Thank you very much for giving me the opportunity to welcome you on behalf of the Konrad Adenauer Foundation. The topic of this conference - the debate on land and property rights - is heavily discussed in media, politics and society - basically everywhere in the country. When the De Klerk Foundation approached us to support this event, we did not have to think twice due to actuality and relevance of the issue.
Land reform - and by that I mean the debate on restitution, redistribution and tenure reform as well as on the use of land - touches so many key policy areas, for instance the agriculture sector, housing, urban and rural development and so on. It is also relevant for constitutional questions or issues of social justice. And finally it is especially related to the past of South Africa and the overcoming of the wounds which were inflicted. Many people are somehow affected by land reform and therefore everyone has his or her own perspective on the matter.
You might laugh, but even I as German have a family story to tell when it comes to the topic of expropriation of property in South Africa. In the late 1890s my great-grandfather emigrated from Hamburg to Johannesburg. After working for a local company he built up his own cardboard packaging manufacturer. Eventually the whole company got expropriated by the English after the Boer War. Without a cent in his pocket and being angry with the English he moved back to Germany, where he then met my great-grandmother and married her. No worries, I won’t claim back the cardboard packaging factory here. I guess it was quite a while ago and maybe I should call it circumstances of history. Anyways, as I learned, restitution claims can be dated back until 1913, when the Natives Land Act came into effect and my great-grandfather already had left South Africa.
Coming back to the present debate I would like to point out some important aspects:
One has to acknowledge that, yes, there is historic injustice. I would not go that far to call it an “original sin” as President Ramaphosa did.

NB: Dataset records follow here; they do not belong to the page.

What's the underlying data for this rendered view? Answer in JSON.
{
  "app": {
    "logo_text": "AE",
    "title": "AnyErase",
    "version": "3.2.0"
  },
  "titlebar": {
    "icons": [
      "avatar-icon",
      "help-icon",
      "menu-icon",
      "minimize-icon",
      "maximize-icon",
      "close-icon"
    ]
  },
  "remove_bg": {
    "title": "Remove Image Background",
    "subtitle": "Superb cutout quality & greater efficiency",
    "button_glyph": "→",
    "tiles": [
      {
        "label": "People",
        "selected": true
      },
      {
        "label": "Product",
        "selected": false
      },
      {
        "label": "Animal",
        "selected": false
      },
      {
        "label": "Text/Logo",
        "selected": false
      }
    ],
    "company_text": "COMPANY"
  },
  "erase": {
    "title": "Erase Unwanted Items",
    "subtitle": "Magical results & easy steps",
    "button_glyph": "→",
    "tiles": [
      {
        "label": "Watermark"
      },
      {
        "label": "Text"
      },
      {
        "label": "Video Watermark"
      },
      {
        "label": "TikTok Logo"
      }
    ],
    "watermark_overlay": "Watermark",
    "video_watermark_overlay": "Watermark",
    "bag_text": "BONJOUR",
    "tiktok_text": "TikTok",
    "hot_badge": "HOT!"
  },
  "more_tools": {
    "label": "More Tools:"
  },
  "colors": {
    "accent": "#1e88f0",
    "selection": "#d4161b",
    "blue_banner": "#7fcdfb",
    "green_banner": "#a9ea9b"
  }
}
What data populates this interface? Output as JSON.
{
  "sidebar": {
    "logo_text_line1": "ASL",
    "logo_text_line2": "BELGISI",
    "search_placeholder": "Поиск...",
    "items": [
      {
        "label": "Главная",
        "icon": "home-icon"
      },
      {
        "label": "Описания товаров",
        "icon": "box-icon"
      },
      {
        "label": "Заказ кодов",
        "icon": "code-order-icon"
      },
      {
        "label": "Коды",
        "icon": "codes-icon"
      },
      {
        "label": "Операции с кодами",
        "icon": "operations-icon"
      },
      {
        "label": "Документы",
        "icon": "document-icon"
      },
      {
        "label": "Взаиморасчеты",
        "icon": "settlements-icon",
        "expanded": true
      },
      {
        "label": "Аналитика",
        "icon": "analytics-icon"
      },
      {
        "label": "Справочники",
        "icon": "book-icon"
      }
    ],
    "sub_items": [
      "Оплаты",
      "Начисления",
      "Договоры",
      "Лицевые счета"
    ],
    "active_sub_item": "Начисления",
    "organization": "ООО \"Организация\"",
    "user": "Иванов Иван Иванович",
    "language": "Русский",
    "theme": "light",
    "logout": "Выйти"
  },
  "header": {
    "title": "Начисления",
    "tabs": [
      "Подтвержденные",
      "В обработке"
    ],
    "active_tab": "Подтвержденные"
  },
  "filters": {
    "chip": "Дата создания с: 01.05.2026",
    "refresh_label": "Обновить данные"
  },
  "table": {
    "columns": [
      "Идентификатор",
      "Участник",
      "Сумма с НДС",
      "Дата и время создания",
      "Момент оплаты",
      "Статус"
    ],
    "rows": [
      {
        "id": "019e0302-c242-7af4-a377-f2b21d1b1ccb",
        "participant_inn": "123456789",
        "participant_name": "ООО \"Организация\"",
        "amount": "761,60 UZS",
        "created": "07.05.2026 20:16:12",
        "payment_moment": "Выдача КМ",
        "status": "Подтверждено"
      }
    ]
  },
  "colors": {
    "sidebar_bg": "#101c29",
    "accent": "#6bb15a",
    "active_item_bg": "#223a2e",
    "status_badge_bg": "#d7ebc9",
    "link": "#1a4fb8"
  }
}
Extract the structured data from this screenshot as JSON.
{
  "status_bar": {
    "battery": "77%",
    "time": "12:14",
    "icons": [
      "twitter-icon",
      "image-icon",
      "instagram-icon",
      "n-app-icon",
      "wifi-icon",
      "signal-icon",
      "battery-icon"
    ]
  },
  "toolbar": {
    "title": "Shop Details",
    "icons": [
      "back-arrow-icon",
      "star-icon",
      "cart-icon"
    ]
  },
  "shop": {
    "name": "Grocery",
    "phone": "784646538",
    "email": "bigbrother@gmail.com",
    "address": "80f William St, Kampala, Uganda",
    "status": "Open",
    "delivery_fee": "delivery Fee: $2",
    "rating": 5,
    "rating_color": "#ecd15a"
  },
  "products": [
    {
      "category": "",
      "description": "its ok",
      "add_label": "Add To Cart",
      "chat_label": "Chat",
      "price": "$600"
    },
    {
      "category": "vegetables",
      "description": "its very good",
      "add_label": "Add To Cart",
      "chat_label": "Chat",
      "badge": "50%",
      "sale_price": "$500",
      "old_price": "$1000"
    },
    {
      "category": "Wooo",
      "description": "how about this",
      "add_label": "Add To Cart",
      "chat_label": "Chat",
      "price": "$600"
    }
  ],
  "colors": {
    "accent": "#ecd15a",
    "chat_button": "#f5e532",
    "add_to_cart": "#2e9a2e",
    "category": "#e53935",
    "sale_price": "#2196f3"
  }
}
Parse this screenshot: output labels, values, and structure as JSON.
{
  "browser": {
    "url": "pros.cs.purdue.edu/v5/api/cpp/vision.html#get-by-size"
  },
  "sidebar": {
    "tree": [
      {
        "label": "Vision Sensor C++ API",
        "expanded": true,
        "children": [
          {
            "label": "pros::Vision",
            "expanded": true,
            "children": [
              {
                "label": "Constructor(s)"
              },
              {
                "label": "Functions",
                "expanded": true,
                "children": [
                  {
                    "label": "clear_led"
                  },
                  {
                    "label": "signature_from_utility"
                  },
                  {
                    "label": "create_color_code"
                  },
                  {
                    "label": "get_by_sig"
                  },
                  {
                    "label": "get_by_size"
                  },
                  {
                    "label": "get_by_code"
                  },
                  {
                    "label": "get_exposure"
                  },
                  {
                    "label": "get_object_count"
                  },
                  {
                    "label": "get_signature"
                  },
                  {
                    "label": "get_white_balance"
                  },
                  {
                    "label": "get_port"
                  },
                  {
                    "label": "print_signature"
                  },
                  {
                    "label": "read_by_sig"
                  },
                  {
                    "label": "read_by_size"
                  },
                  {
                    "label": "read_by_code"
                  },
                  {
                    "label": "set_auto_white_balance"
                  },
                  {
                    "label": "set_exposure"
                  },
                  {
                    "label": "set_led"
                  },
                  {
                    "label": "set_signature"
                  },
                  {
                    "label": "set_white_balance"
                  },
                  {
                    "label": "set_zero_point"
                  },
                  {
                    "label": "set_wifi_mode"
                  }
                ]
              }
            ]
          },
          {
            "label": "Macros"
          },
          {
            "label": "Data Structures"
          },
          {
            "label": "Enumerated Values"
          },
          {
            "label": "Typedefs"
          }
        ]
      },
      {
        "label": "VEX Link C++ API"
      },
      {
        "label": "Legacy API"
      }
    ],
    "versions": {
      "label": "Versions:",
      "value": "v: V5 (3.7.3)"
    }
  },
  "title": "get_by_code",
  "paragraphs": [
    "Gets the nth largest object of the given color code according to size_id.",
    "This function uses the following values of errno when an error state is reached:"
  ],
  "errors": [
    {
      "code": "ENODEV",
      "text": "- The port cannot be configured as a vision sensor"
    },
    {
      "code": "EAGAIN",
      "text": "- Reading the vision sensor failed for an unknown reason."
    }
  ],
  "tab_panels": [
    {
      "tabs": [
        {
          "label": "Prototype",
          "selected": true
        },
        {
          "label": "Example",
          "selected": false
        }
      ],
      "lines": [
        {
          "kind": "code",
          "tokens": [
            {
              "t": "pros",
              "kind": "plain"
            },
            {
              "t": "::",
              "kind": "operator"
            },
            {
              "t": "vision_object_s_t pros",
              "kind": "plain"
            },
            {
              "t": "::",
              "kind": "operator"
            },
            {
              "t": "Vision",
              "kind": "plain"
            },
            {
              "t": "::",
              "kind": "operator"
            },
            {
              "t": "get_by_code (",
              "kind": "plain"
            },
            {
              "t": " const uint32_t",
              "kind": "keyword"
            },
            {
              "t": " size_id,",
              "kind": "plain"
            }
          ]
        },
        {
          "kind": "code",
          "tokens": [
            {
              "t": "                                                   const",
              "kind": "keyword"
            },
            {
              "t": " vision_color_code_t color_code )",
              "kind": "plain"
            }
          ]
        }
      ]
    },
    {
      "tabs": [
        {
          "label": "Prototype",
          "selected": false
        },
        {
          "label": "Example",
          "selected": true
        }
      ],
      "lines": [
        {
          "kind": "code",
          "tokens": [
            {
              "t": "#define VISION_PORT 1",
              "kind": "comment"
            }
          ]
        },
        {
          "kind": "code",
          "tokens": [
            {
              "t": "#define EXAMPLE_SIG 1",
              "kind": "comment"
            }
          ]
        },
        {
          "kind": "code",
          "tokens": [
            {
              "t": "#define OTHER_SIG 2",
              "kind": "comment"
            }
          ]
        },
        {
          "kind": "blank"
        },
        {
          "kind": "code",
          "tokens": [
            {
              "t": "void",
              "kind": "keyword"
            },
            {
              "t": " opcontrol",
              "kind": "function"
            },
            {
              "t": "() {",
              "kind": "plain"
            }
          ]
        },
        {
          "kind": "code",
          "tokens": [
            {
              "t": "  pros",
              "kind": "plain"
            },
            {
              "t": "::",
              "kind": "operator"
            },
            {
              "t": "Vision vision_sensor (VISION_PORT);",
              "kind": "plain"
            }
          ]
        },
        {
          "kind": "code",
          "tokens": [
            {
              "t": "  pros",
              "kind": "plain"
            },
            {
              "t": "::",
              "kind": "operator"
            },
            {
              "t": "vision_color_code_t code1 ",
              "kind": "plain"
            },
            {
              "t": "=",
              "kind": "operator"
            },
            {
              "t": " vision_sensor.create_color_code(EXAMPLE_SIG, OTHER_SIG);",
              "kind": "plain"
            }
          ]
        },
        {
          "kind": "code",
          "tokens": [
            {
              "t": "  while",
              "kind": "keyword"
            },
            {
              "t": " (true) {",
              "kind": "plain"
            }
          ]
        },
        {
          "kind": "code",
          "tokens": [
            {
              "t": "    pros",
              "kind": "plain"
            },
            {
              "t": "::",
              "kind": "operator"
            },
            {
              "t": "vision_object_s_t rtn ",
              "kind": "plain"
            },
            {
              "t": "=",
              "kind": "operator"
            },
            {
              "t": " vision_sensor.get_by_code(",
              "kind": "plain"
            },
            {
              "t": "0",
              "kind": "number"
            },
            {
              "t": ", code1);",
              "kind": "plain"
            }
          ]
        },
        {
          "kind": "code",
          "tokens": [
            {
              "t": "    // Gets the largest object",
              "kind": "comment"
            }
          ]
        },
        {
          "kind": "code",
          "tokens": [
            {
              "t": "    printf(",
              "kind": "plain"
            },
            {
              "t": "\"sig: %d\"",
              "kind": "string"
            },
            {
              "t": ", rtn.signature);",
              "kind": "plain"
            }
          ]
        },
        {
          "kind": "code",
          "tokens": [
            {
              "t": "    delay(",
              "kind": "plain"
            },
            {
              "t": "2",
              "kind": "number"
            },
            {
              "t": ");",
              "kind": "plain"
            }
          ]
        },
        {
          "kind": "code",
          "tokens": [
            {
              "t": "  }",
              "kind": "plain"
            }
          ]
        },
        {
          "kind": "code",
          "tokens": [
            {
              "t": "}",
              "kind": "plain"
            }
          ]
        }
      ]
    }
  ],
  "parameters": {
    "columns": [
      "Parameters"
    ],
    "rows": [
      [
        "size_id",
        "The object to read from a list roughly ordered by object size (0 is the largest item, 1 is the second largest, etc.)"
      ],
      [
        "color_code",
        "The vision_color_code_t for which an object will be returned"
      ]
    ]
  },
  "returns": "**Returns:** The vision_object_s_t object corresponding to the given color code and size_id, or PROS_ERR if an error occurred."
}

Nevertheless it was especially this Natives Land Act which disadvantaged the majority of South Africans, which could not create wealth by buying and owning land, while a minority of the population benefitted from the Act until the end of Apartheid.
Speech by Mr Henning Suhr, KAS Resident Representative
4 July 2018